• C19MC;
  • Dlk1-Dio3;
  • epigenetics;
  • Prader-Willi syndrome region (PWS);
  • Sfmbt2

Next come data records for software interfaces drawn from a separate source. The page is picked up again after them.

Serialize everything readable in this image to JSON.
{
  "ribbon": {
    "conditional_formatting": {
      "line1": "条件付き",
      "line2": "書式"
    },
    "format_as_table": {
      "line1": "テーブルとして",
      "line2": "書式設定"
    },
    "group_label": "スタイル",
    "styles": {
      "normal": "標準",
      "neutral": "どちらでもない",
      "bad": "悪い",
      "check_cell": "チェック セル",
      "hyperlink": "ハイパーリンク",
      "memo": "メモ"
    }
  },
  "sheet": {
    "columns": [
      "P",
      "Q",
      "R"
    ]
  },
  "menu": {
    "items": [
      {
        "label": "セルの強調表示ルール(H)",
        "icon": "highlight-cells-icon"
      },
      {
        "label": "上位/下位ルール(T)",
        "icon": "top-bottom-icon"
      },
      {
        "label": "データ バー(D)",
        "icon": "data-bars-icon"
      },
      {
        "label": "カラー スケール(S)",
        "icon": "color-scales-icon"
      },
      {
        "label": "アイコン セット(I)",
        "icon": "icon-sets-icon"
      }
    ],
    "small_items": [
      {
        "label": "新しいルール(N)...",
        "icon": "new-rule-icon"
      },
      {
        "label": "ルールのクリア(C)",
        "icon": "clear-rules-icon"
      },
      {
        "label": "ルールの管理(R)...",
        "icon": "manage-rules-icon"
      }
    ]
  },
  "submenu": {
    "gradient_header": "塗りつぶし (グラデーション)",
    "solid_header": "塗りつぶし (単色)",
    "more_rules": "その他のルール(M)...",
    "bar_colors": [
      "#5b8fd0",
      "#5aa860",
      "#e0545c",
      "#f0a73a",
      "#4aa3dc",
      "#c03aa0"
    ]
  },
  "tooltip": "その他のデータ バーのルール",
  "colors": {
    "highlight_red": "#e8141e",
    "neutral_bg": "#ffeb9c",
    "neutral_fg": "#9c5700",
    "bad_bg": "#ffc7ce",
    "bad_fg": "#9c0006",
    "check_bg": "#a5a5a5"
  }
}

The basic premise of the host-defense theory is that genomic imprinting, the parent-of-origin expression of a subset of mammalian genes, derives from mechanisms originally dedicated to silencing repeated and retroviral-like sequences that deeply colonized mammalian genomes. We propose that large clusters of tandemly-repeated C/D-box small nucleolar RNAs (snoRNAs) or microRNAs represent a novel category of sequences recognized as “genomic parasites”, contributing to the emergence of genomic imprinting in a subset of chromosomal regions that contain them. Such a view is supported by evidence derived from studies of the imprinted snoRNA- and/or miRNA-encoding Dlk1-Dio3, Snurf-Snrpn, Sfbmt2, and C19MC domains. While adding a new piece to the challenging puzzle of mammalian genome history, this hypothesis also reinforces the notion that dissecting the features and molecular mechanisms that discriminate between “foreign” and “endogenous” sequences is of crucial importance in the field of mammalian epigenetics.